NoMad London: A Floating Performance

27 October 2021


At London Flower School, we believe floristry is a powerful vehicle for creative expression. Our students are encouraged to view the techniques they are taught as doorways opening on to a world of imagination and endless possibilities, bringing their own unique vision to their floral arrangements.

This philosophy lets practitioners pluck inspiration from beyond the visually immediate. Creativity does not dwell in any one time or place: past, present, future, folklore, and fairytale are just some of the themes, along with the history and geography of the space itself - these all inform our work.

In November 2020 we combined all of these themes to create a dynamic floral sculpture for the opening of NoMad’s new hotel located in Covent Garden, London. Just as community is at the heart of NoMad’s ethos, education is at the heart of our own. For this reason, we incorporated the construction of this installation into the November Career Course’s curriculum, providing our students with an insight into how to develop a concept from initial idea into grand reality. We demonstrated how we draw inspiration from the world beyond floristry, translating abstract concepts into a tangible aesthetic through the medium of flowers.

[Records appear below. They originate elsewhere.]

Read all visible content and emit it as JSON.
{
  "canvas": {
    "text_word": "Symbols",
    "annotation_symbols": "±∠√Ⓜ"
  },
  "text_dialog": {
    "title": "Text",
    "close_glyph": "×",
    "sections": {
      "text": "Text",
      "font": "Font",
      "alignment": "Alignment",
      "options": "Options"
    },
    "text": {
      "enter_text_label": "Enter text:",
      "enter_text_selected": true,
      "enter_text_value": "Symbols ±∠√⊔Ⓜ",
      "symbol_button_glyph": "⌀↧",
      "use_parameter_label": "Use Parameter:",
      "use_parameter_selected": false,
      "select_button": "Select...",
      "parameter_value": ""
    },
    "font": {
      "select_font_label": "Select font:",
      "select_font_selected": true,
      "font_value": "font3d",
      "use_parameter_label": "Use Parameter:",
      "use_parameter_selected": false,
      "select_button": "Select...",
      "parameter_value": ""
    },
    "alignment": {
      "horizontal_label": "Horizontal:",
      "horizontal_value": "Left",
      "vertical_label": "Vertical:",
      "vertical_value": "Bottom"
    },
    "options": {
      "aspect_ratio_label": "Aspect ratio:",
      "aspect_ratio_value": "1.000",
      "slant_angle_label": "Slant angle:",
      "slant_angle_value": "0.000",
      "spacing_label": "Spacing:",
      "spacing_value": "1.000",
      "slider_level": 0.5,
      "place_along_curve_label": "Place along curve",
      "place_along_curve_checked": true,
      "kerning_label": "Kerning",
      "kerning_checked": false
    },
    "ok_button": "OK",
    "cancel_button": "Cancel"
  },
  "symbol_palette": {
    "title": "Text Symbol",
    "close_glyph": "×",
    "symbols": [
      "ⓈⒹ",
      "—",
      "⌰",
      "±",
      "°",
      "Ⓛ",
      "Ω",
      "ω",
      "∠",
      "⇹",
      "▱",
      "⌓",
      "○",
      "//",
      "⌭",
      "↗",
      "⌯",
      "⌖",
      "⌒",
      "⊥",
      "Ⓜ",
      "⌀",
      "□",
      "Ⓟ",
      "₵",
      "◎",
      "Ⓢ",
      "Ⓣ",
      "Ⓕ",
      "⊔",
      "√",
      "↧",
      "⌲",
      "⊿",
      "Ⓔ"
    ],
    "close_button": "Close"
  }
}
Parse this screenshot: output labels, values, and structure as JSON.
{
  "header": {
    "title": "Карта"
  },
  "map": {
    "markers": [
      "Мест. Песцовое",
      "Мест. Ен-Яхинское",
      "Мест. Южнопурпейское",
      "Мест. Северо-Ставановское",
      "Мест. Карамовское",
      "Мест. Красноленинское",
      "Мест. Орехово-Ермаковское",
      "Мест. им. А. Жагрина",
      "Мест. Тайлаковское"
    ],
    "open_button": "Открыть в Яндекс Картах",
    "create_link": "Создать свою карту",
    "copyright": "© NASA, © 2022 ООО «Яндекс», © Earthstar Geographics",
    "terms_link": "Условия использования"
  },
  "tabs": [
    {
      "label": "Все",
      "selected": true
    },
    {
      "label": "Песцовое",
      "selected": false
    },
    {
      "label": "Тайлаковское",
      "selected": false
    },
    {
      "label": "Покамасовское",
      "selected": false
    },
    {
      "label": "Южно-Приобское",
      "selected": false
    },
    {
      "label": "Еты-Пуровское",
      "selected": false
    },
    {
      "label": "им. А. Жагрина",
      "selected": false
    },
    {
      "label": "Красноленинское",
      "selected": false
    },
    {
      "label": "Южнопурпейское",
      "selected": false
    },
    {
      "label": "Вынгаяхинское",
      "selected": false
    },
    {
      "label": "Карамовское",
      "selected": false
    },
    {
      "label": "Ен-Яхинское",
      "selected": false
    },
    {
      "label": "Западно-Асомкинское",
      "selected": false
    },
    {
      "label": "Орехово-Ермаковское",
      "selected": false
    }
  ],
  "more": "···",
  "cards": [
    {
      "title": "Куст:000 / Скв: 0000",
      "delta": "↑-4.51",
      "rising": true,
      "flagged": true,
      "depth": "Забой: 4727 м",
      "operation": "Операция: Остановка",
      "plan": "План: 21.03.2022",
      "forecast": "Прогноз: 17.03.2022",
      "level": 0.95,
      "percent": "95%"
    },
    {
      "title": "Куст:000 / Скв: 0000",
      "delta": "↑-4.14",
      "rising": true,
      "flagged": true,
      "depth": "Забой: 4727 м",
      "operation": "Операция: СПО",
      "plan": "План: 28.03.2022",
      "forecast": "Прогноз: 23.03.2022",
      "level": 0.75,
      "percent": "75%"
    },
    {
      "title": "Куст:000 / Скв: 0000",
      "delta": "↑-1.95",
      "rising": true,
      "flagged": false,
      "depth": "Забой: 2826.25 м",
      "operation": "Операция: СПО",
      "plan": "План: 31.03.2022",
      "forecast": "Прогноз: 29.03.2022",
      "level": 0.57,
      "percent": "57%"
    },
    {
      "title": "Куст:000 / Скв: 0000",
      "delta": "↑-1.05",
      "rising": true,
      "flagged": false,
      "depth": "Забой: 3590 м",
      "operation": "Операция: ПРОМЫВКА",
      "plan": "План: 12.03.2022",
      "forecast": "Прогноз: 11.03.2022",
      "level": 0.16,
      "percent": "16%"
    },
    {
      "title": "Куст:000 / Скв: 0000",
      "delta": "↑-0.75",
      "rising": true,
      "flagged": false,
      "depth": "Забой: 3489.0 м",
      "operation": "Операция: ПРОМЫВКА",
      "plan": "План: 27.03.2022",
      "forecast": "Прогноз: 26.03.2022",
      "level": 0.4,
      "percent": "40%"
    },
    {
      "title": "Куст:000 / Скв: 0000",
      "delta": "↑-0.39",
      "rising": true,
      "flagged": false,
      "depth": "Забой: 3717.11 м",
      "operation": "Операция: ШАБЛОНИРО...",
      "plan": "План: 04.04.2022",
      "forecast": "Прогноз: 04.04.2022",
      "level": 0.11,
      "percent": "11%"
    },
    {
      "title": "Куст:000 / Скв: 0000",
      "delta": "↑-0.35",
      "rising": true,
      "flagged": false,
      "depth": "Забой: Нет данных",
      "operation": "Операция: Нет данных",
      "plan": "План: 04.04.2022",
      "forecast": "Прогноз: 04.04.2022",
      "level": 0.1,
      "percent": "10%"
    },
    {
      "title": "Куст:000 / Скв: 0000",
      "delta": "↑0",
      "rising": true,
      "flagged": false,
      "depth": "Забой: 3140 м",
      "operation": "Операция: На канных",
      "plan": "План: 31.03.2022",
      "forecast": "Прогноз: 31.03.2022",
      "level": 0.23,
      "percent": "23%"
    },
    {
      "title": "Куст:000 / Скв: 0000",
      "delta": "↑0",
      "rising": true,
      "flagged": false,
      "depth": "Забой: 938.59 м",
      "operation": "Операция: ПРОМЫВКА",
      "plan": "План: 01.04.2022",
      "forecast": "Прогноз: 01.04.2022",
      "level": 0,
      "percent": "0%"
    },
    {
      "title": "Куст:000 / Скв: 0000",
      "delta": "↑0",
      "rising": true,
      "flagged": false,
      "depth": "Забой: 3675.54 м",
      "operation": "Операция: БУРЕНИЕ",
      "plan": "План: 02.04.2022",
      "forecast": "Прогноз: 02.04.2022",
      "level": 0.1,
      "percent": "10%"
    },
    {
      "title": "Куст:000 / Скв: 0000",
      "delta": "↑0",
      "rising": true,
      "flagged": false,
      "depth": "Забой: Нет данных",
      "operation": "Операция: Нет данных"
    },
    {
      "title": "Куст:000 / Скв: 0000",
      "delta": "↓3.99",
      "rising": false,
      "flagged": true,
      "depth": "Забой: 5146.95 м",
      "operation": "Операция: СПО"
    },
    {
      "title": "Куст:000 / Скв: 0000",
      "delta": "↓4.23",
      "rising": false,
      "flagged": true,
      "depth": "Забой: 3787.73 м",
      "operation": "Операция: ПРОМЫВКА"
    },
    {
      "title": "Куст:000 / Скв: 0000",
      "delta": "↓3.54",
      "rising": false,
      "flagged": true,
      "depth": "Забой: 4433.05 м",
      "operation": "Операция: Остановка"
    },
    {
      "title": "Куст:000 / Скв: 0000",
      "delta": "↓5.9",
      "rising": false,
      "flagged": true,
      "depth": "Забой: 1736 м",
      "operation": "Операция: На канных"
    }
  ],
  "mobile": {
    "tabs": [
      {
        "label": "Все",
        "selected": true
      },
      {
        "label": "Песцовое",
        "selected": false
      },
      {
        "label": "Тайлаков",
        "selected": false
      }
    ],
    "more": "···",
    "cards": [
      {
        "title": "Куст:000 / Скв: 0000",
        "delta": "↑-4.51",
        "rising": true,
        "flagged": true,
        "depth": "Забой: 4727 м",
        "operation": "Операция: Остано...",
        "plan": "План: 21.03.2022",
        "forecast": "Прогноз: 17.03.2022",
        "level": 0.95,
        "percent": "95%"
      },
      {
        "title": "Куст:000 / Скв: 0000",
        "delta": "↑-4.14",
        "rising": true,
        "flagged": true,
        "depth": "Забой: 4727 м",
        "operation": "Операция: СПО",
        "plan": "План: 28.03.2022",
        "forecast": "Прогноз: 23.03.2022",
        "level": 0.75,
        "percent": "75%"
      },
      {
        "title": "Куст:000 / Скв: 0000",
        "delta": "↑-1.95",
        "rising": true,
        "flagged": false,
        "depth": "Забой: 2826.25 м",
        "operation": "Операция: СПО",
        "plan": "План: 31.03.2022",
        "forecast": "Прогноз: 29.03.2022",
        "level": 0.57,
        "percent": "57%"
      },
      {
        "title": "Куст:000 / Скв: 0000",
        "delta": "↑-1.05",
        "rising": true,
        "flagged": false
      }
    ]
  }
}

NoMad has a deep connection to the arts that infuses every element of their design. This ethos is at the heart of the brand’s ambition to embody a “stomping ground for creative people” at all of its locations, envisioning their hotels as “grand homes” in which artful lives are lived. Its spirit is the collective soul of the community that inhabits it. Our creation of a “floating performance” grounded in the history of an iconic landmark drew that spirit into the physical reality of Covent Garden, celebrating the rich narratives that lie in its past, bringing them to life in the present.

When the Royal Opera House reopened after World War II, it became the permanent home for the opera and ballet companies now known as The Royal Opera and The Royal Ballet. It was the ballet company which reopened the building on 20 February 1946 with the Royal Ballet’s performance of The Sleeping Beauty. The reawakening of Aurora therefore echoed the preparations in place for the opening of NoMad London which sits opposite this iconic building in Covent Garden.

As in Act 111 of Tchaikovsky's ballet, a celebration was therefore required. Thus we drew on this traditional Brothers Grimm fairytale of good prevailing over evil, channelling a sense of fantasy and escapism after a turbulent year. This rendering of the ballet performance themes into an aesthetic, enlivened Covent Garden's present with the spirit of its past, but also celebrated its future.


Our design is deeply informed by the realities of the space from which it draws its inspiration. The Royal Opera House features grand arched architecture that hearkens back to its previous existence as a flower market, long before Covent Garden became a cultural centre for theatre, dining and the arts. The architecture of the Royal Opera House resonates with the spirit of London’s vibrant and colourful past, and was a powerful source of inspiration for us when creating the installation.

The tulle of the ballet dancers' tutus in Tchaikovsky's The Sleeping Beauty provided direction in terms of the shape for the 'floating performance': the twirls created, mirroring the shape of ballerinas dancing. The flower garlands in the flower waltz of the ballet were also reflected in the dry florals of the floating piece too, bringing a sense of movement to the installation and ultimately, awakening Aurora from her 100 year sleep.

Photography and videography by Marcelo Deguchi.